Data for processing Start Marker

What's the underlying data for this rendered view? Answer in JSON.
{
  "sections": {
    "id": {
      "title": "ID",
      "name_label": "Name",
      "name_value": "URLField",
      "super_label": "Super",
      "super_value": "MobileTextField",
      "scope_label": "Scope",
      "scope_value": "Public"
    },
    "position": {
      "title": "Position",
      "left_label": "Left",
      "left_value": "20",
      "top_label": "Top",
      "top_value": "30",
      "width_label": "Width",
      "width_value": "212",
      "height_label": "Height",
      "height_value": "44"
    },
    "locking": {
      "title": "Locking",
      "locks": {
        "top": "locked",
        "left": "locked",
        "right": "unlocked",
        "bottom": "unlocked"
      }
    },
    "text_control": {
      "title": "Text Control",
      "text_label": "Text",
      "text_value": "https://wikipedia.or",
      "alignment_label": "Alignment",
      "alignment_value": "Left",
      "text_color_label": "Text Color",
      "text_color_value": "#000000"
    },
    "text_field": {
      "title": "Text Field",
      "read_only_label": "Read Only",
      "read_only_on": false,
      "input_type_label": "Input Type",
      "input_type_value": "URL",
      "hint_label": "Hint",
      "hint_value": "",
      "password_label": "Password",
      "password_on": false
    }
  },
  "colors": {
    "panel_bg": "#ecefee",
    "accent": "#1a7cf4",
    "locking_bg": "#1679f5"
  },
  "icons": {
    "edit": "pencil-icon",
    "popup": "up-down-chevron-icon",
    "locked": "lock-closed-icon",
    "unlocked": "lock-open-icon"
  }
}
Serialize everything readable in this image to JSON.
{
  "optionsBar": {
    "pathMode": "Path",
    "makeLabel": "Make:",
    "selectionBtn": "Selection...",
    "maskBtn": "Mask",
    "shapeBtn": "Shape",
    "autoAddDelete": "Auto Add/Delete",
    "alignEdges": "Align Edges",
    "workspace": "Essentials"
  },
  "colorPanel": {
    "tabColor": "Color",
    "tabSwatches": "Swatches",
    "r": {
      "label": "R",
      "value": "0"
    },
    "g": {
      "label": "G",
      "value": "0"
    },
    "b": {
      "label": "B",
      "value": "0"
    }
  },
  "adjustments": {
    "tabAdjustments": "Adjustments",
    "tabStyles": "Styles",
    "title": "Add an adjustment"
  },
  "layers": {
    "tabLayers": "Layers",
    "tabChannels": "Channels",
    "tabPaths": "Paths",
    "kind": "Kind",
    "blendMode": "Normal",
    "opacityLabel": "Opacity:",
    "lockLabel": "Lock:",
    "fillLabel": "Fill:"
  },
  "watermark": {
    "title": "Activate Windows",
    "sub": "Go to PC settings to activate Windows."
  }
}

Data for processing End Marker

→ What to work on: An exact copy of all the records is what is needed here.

→ Answer to the problem:
What's the underlying data for this rendered view? Answer in JSON.
{
  "sections": {
    "id": {
      "title": "ID",
      "name_label": "Name",
      "name_value": "URLField",
      "super_label": "Super",
      "super_value": "MobileTextField",
      "scope_label": "Scope",
      "scope_value": "Public"
    },
    "position": {
      "title": "Position",
      "left_label": "Left",
      "left_value": "20",
      "top_label": "Top",
      "top_value": "30",
      "width_label": "Width",
      "width_value": "212",
      "height_label": "Height",
      "height_value": "44"
    },
    "locking": {
      "title": "Locking",
      "locks": {
        "top": "locked",
        "left": "locked",
        "right": "unlocked",
        "bottom": "unlocked"
      }
    },
    "text_control": {
      "title": "Text Control",
      "text_label": "Text",
      "text_value": "https://wikipedia.or",
      "alignment_label": "Alignment",
      "alignment_value": "Left",
      "text_color_label": "Text Color",
      "text_color_value": "#000000"
    },
    "text_field": {
      "title": "Text Field",
      "read_only_label": "Read Only",
      "read_only_on": false,
      "input_type_label": "Input Type",
      "input_type_value": "URL",
      "hint_label": "Hint",
      "hint_value": "",
      "password_label": "Password",
      "password_on": false
    }
  },
  "colors": {
    "panel_bg": "#ecefee",
    "accent": "#1a7cf4",
    "locking_bg": "#1679f5"
  },
  "icons": {
    "edit": "pencil-icon",
    "popup": "up-down-chevron-icon",
    "locked": "lock-closed-icon",
    "unlocked": "lock-open-icon"
  }
}
Serialize everything readable in this image to JSON.
{
  "optionsBar": {
    "pathMode": "Path",
    "makeLabel": "Make:",
    "selectionBtn": "Selection...",
    "maskBtn": "Mask",
    "shapeBtn": "Shape",
    "autoAddDelete": "Auto Add/Delete",
    "alignEdges": "Align Edges",
    "workspace": "Essentials"
  },
  "colorPanel": {
    "tabColor": "Color",
    "tabSwatches": "Swatches",
    "r": {
      "label": "R",
      "value": "0"
    },
    "g": {
      "label": "G",
      "value": "0"
    },
    "b": {
      "label": "B",
      "value": "0"
    }
  },
  "adjustments": {
    "tabAdjustments": "Adjustments",
    "tabStyles": "Styles",
    "title": "Add an adjustment"
  },
  "layers": {
    "tabLayers": "Layers",
    "tabChannels": "Channels",
    "tabPaths": "Paths",
    "kind": "Kind",
    "blendMode": "Normal",
    "opacityLabel": "Opacity:",
    "lockLabel": "Lock:",
    "fillLabel": "Fill:"
  },
  "watermark": {
    "title": "Activate Windows",
    "sub": "Go to PC settings to activate Windows."
  }
}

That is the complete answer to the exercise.